Late last year, European Leaders in Procurement asked me to contribute a feature length article to their January 2007 edition. I was happy to oblige, though I believe I warned them that they'd be lowering their standards to introduce a blogger -- and a US-based blogger at that -- into the mix! Nevertheless, I decided to write the article on the emergence of free Spend Management technology models and downward pricing pressure on more traditional application suites.
Why is this so important today? Given the emergence of a number of "free" -- or at least free to procurement organizations -- software models, I thought it was a topic that all practitioners should get more conversant in so that they can make the best possible technology decisions. If you don’t subscribe to the print version of European Leaders you can read the article in its entirety on their website as well (registration required).
In the essay, I begin by noting that "during most polite enterprise conversations, it passes without argument that price points for applications almost always go down over time, not up. If we look back at the history of sourcing and procurement technology as one isolated area of the broader market, this certainly holds true. But what are the actual limits of downward pricing pressure? With the emergence of open source and new advertising -- and supplier-paid pricing models -- many people are beginning to wonder whether "free" models are the way of the future. To understand whether or not free will take hold and for what segments of the market -- in addition to whether or not it is right for your organisation -- it is critical to first understand where the industry has come from."

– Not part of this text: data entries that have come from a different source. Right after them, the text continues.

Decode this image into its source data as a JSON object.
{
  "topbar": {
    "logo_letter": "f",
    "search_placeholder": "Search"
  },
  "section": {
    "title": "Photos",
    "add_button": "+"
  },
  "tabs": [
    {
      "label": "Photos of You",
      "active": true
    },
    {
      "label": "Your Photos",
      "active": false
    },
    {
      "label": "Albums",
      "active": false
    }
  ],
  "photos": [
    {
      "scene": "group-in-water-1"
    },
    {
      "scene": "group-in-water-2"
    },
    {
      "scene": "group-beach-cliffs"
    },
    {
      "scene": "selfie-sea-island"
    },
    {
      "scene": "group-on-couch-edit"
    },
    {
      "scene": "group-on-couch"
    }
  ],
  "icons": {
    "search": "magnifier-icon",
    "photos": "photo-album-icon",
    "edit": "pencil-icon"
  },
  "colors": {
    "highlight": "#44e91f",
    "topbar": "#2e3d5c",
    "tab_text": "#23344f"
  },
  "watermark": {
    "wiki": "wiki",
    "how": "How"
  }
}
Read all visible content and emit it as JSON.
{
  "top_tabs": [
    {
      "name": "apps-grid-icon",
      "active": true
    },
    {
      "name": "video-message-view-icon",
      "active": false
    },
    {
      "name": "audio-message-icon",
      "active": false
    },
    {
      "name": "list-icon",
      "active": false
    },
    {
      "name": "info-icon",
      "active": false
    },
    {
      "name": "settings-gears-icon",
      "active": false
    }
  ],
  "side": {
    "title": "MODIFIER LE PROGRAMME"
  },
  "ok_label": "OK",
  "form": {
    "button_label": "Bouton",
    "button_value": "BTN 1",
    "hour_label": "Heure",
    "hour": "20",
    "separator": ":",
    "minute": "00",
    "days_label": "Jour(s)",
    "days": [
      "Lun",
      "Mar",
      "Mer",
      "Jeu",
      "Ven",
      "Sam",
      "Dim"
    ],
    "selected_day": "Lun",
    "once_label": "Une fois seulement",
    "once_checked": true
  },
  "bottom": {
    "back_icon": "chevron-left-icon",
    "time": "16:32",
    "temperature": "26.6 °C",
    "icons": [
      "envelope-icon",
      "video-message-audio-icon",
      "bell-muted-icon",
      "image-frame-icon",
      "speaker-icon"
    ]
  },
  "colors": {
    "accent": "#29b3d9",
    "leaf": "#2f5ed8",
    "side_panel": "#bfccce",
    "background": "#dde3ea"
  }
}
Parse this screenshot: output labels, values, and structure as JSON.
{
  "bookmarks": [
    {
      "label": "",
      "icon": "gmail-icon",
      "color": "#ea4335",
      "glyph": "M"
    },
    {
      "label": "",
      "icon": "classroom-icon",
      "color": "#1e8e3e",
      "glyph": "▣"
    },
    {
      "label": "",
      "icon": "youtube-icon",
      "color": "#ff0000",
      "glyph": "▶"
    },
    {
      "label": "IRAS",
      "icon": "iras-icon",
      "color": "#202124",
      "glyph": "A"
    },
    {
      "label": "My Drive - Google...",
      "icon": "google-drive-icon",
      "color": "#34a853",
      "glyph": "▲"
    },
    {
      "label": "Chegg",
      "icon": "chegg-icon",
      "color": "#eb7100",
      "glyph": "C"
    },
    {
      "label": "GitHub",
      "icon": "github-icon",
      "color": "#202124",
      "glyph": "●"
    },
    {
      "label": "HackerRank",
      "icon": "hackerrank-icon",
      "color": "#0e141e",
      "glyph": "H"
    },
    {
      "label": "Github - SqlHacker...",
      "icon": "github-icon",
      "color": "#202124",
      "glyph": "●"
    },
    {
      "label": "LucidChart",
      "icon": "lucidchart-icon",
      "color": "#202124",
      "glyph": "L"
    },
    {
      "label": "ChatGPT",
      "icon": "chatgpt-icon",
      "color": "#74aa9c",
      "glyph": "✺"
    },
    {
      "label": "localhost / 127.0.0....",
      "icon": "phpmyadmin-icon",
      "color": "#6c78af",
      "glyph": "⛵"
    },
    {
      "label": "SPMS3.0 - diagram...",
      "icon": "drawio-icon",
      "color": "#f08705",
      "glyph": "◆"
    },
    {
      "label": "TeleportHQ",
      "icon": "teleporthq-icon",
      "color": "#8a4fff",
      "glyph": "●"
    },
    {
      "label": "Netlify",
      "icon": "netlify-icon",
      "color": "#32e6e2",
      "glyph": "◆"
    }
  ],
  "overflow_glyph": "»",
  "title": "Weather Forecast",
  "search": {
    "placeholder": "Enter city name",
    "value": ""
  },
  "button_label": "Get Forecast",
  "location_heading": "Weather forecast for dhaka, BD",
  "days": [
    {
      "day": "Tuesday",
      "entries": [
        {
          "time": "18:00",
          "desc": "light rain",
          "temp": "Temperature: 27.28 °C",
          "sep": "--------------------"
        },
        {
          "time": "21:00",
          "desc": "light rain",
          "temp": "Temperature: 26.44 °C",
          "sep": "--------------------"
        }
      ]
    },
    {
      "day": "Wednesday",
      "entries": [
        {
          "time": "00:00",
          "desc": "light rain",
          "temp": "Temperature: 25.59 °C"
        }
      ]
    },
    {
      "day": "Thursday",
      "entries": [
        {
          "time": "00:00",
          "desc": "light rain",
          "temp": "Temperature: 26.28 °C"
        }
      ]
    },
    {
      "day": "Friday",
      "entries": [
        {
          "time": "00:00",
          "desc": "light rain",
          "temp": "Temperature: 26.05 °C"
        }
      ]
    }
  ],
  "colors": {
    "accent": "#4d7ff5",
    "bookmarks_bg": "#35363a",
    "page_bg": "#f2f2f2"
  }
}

Following the intro, I give a brief history lesson on the downward price pressure of full-service sourcing providers in the late nineties, as well as the significant erosion in e-sourcing suite price points in the following years as well. The rest of the piece goes into detail on the Coupa, Why Abe, and MFG.com business models and the current solution capabilities of each technology provider (in far more detail and better expository prose than I've given it on these virtual pages). If you're curious about whether "free" might be right for you, I'd strongly suggest checking out the article in full. And perhaps most important, if I missed anyone that I should have mentioned in the article (i.e., if you are a technology provider with a free or Open Source solution in the Spend Management world) please get in touch. I'd also welcome the opportunity to hear from practitioners who are using free solutions as well.